* Task requirements: Every line with "woman" in it should be copied from the data.

Saved entries
■ ■ ■ ■ ■ ■ ■
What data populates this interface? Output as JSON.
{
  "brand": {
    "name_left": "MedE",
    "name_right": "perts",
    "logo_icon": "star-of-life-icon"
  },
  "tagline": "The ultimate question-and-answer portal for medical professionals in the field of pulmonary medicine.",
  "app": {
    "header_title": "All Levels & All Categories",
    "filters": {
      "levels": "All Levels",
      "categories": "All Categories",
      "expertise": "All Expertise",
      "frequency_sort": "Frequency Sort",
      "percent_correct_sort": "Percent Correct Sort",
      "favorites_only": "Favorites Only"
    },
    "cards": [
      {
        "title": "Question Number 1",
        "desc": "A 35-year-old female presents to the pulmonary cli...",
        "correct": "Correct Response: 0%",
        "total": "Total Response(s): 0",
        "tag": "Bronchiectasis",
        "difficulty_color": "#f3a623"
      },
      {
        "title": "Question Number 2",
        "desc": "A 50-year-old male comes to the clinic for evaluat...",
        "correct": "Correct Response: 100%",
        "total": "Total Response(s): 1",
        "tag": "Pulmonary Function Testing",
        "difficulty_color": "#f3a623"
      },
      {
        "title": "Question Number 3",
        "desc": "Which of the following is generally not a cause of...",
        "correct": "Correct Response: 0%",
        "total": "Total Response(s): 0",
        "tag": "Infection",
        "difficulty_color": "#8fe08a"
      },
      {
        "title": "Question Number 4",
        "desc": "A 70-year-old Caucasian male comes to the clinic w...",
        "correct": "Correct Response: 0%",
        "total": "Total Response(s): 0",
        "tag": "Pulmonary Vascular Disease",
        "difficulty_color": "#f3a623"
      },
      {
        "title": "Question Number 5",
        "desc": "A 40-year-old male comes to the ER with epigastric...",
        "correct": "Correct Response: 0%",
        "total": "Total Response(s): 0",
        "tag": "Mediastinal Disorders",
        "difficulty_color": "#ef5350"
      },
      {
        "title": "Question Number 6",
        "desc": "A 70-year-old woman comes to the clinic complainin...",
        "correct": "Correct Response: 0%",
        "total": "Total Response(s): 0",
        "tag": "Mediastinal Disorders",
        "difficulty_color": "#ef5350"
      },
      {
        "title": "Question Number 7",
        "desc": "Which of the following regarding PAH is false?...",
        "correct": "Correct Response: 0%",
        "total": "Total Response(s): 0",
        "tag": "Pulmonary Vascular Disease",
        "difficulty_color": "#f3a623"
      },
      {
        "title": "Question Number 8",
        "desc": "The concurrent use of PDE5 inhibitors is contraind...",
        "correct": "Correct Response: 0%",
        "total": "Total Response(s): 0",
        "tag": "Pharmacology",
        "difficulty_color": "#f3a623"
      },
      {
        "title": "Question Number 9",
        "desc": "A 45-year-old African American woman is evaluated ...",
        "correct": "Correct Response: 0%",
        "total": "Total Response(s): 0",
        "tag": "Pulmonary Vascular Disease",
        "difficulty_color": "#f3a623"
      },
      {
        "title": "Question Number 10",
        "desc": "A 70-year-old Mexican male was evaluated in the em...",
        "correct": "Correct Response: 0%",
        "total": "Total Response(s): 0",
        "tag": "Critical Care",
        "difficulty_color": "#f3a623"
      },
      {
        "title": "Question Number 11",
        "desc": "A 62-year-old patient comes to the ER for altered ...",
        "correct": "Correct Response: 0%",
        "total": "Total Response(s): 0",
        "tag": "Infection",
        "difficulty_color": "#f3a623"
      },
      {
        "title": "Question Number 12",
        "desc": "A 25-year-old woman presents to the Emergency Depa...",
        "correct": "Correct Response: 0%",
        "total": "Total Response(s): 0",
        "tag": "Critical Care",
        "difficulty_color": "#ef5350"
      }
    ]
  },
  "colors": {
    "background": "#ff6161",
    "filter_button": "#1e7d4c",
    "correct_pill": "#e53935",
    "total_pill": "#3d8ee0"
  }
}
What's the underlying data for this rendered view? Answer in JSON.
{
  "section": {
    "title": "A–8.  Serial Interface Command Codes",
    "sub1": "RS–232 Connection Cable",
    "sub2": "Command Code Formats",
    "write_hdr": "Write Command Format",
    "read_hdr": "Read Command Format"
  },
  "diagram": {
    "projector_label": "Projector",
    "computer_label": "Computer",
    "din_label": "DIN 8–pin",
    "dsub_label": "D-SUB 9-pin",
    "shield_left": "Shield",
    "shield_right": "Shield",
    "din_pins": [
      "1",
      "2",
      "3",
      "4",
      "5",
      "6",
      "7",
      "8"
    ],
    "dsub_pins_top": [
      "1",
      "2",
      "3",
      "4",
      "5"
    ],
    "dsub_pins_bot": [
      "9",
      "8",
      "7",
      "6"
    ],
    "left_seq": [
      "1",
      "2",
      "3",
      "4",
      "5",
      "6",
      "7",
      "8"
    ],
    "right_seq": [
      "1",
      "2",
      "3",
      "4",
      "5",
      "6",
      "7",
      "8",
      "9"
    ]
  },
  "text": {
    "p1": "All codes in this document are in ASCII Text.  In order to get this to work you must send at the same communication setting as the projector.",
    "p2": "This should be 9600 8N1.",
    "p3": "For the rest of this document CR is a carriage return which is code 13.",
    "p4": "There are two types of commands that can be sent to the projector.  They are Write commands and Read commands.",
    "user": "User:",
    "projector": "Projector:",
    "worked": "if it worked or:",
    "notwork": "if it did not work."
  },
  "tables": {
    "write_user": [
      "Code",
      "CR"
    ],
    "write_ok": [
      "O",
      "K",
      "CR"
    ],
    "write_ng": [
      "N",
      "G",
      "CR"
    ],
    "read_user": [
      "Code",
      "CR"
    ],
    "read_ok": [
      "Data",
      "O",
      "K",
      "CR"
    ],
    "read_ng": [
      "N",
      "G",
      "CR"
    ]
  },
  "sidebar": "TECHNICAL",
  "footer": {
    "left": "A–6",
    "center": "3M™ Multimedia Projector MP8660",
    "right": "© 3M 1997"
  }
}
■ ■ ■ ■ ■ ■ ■
* Task output:
        "desc": "A 70-year-old woman comes to the clinic complainin...",
        "desc": "A 45-year-old African American woman is evaluated ...",
        "desc": "A 25-year-old woman presents to the Emergency Depa...",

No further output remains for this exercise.